“This is my first time ever, smoking while performing,” Etheridge stated, then did just that. Etheridge, a well-known medical marijuana advocate, produced an individual joint case sometimes called a ‘doobe tube,’ complained about opening it (as we all do,) touted the benefits of a good sativa strain, then lit up and blew smoke into the air.
The Cannabis Cup is in Michigan, which has a medical marijuana law and also has a reciprocity law which allows registered patients from other states to legally use medicinal cannabis. Attendance to the Cup event is limited to legally registered medical marijuana patients, who were able to openly join Etheridge in lighting up without any fear of reprisal. Michigan has more than 180,000 card-carrying participants in the Medical Marihuana Program.
Etheridge performed on stage at the Auto City Speedway, where hundreds of vendors and thousands of patients braved heat as high as 96 degrees to enjoy the first day of the annual High Times celebration.
The talented artist took time out before her on-stage performance to perform a Q and A session with festival attendees. She discussed her battled with cancer and how she used medicinal marijuana as a treatment option and as a way to control side effects of other treatments. She took a moment to interview with former NHL star Larry DePalma, who advocates for cannabis and its use in fighting traumatic brain injury like those suffered by pro athletes. The Canadian super-sports network TSN was at the Cup filming DePalma for an upcoming feature.
Etheridge showed off more than her love for the marijuana plant- she also put her musical skills on display. With a bank of ten sparkling guitars behind her and a collection of percussion instruments in front, Etheridge took the stage alone and played all the instruments on each song she performed. The talented artist would lay down a track for background, then use electronics to replay the sound track.
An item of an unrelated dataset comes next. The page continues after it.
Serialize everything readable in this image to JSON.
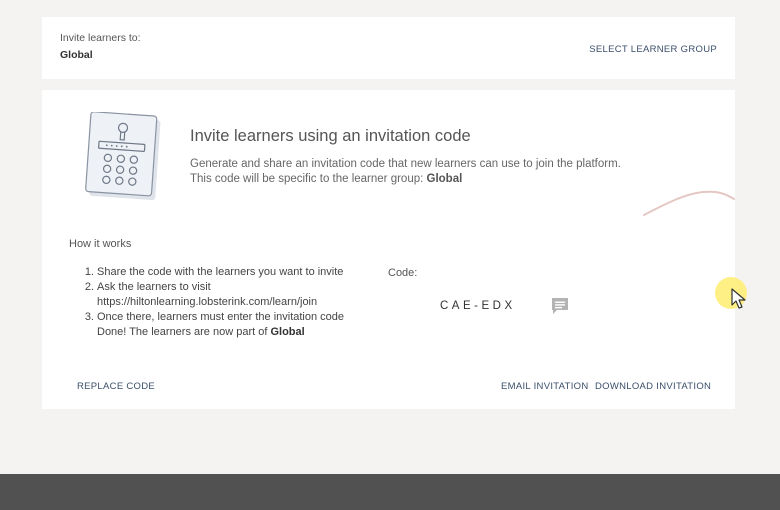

In this manner she created a bass line and drum beat for the songs, then used various guitars to launch off on solo riffs or melodic strumming.
She used one guitar, which Etheridge called “Cate Blanchette,” to produce soaring tones reminiscent of Robin Trower’s ‘Bridge of Sighs,’ and using another she jammed on some quick rock picking while making good use of the instrument’s whammy bar.
The cannabis was a good influence: she almost immediately announced to her production staff that she was blowing off the set list and playing “what I feel,” then electrified the audience with versions of songs from her vast musical catalog. Etheridge acknowledged marijuana use without demeaning the patients attending; last year, artist Wyclef Jean was the featured performer for the Cup and his act was energetic and highly-praised.
The Medical Cannabis Cup continues on Sunday, culminating in an awards ceremony which should take place without the rain which has plagued past Cup events. It should also take place in more moderate temperatures, as the high for the day is anticipated to not exceed 76 degrees.